WHAT TO WORK ON: Copy out each line of the data that holds the word "channel".

|---|

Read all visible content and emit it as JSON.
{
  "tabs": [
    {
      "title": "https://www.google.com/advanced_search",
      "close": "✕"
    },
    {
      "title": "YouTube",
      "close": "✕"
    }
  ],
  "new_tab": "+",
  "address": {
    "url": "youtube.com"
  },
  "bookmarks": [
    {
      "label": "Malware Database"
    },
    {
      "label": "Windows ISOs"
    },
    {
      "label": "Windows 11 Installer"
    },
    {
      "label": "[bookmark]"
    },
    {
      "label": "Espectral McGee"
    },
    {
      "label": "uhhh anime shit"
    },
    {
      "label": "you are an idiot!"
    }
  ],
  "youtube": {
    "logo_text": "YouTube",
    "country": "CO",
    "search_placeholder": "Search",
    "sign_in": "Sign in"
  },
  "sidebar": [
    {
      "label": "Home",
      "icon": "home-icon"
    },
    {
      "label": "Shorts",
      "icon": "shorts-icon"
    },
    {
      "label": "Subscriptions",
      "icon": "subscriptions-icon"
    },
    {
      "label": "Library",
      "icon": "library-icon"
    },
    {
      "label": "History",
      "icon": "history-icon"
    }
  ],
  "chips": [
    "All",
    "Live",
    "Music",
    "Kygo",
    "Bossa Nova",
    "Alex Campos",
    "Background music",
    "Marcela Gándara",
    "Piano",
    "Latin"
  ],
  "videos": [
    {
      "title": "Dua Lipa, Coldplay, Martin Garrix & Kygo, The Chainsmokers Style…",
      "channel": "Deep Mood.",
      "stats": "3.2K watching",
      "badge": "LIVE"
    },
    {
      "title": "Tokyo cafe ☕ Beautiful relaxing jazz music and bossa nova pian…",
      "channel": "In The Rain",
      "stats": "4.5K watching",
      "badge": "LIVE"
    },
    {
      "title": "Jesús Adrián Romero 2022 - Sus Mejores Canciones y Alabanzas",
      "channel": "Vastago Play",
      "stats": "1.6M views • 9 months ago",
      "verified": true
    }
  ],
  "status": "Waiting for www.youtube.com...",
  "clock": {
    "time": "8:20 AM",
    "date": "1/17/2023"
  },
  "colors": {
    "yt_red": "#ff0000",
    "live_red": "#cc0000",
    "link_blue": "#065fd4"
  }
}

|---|

YOUR RESPONSE:
      "channel": "Deep Mood.",
      "channel": "In The Rain",
      "channel": "Vastago Play",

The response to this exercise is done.